= Beginning of Section =

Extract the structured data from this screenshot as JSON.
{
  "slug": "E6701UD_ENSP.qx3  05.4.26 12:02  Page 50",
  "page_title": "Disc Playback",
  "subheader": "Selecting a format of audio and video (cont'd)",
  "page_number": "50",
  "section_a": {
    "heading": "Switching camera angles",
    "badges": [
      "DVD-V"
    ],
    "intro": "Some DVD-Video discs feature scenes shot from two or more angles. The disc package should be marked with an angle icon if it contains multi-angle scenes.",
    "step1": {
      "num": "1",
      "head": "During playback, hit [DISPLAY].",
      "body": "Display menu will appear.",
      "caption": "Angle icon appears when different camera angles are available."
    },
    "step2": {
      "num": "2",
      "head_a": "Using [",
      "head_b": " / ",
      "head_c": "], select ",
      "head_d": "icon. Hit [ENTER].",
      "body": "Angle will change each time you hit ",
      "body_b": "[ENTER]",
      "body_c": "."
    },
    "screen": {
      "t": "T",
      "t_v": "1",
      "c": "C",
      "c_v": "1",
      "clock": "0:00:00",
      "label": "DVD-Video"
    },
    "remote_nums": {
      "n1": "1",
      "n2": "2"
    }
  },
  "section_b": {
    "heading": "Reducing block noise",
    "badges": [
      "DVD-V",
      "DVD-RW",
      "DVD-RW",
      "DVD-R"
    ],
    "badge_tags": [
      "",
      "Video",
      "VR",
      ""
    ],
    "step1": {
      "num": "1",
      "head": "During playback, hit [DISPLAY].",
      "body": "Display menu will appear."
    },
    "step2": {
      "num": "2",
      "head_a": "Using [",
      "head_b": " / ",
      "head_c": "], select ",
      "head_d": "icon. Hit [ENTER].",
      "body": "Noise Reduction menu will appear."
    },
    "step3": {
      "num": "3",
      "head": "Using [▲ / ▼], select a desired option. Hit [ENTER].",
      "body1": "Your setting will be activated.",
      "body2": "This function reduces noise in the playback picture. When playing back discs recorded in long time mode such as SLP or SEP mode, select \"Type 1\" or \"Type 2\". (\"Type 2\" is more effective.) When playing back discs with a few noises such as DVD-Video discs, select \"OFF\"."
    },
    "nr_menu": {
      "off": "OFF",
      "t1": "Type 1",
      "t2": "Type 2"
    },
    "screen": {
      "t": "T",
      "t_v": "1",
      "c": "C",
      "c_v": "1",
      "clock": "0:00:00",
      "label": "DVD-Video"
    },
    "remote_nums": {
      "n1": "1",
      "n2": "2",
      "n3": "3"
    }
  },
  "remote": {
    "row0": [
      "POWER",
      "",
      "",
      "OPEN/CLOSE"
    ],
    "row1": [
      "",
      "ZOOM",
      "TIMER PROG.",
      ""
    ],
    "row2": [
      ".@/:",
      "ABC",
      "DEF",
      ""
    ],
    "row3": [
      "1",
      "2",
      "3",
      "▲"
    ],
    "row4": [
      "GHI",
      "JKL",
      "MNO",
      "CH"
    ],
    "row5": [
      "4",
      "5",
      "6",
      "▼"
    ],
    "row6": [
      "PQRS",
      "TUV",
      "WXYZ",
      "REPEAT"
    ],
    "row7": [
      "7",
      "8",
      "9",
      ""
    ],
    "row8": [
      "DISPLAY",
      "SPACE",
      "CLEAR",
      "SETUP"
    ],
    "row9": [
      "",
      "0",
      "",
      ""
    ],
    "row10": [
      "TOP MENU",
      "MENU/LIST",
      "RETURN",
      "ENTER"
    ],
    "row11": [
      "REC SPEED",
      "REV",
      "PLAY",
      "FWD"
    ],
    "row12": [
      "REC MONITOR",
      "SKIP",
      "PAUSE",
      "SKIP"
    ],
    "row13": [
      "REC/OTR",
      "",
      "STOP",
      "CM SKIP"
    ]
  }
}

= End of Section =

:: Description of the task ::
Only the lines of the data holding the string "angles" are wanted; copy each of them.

:: Exercise result ::
    "heading": "Switching camera angles",
    "intro": "Some DVD-Video discs feature scenes shot from two or more angles. The disc package should be marked with an angle icon if it contains multi-angle scenes.",
      "caption": "Angle icon appears when different camera angles are available."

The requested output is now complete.